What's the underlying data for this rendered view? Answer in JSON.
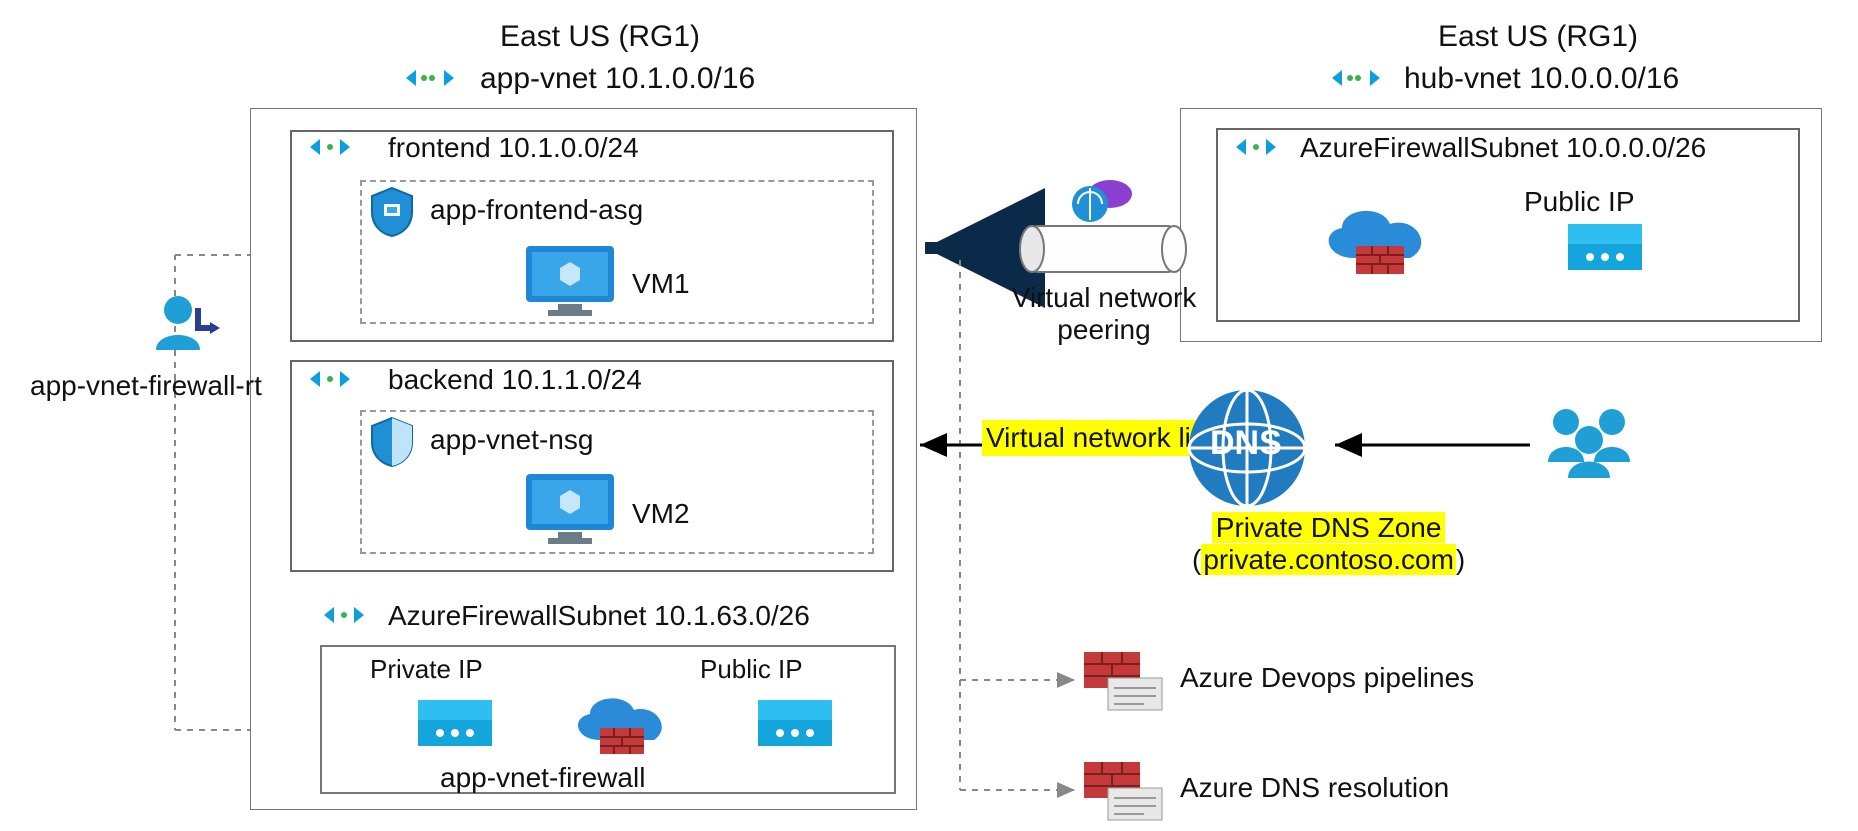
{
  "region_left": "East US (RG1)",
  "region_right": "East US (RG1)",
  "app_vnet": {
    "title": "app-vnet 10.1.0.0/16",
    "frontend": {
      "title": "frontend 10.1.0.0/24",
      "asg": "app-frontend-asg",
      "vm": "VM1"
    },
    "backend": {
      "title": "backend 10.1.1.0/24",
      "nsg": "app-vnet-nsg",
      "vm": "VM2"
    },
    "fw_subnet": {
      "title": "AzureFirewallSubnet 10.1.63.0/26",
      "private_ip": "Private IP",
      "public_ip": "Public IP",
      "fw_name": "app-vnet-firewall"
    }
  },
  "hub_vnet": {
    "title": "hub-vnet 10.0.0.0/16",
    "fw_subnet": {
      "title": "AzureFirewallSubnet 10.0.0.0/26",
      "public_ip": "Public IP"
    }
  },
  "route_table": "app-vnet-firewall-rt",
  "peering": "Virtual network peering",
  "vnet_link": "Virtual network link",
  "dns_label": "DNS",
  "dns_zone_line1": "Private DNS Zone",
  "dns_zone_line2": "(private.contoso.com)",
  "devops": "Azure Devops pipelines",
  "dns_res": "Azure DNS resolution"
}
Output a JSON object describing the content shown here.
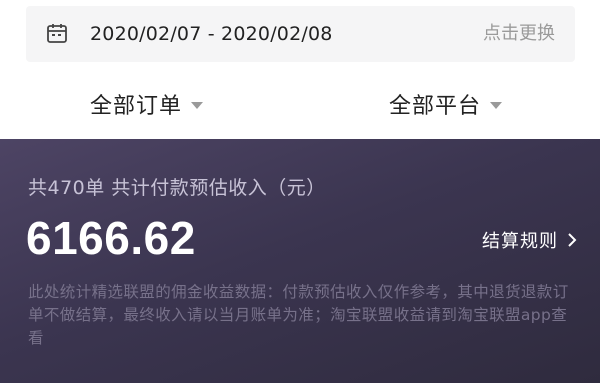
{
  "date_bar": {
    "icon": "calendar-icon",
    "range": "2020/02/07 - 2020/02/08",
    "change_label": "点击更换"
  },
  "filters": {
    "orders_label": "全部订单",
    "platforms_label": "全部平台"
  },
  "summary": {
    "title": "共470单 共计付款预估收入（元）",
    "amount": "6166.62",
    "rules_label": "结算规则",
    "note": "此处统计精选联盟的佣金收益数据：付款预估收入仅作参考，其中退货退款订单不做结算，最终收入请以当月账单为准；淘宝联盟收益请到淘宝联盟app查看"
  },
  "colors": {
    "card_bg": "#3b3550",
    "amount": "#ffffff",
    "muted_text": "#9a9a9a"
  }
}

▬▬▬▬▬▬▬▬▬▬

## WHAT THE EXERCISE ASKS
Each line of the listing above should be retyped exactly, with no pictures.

## RESPONSE TO THIS TASK
What's the underlying data for this rendered view? Answer in JSON.
{
  "region_left": "East US (RG1)",
  "region_right": "East US (RG1)",
  "app_vnet": {
    "title": "app-vnet 10.1.0.0/16",
    "frontend": {
      "title": "frontend 10.1.0.0/24",
      "asg": "app-frontend-asg",
      "vm": "VM1"
    },
    "backend": {
      "title": "backend 10.1.1.0/24",
      "nsg": "app-vnet-nsg",
      "vm": "VM2"
    },
    "fw_subnet": {
      "title": "AzureFirewallSubnet 10.1.63.0/26",
      "private_ip": "Private IP",
      "public_ip": "Public IP",
      "fw_name": "app-vnet-firewall"
    }
  },
  "hub_vnet": {
    "title": "hub-vnet 10.0.0.0/16",
    "fw_subnet": {
      "title": "AzureFirewallSubnet 10.0.0.0/26",
      "public_ip": "Public IP"
    }
  },
  "route_table": "app-vnet-firewall-rt",
  "peering": "Virtual network peering",
  "vnet_link": "Virtual network link",
  "dns_label": "DNS",
  "dns_zone_line1": "Private DNS Zone",
  "dns_zone_line2": "(private.contoso.com)",
  "devops": "Azure Devops pipelines",
  "dns_res": "Azure DNS resolution"
}
Output a JSON object describing the content shown here.
{
  "date_bar": {
    "icon": "calendar-icon",
    "range": "2020/02/07 - 2020/02/08",
    "change_label": "点击更换"
  },
  "filters": {
    "orders_label": "全部订单",
    "platforms_label": "全部平台"
  },
  "summary": {
    "title": "共470单 共计付款预估收入（元）",
    "amount": "6166.62",
    "rules_label": "结算规则",
    "note": "此处统计精选联盟的佣金收益数据：付款预估收入仅作参考，其中退货退款订单不做结算，最终收入请以当月账单为准；淘宝联盟收益请到淘宝联盟app查看"
  },
  "colors": {
    "card_bg": "#3b3550",
    "amount": "#ffffff",
    "muted_text": "#9a9a9a"
  }
}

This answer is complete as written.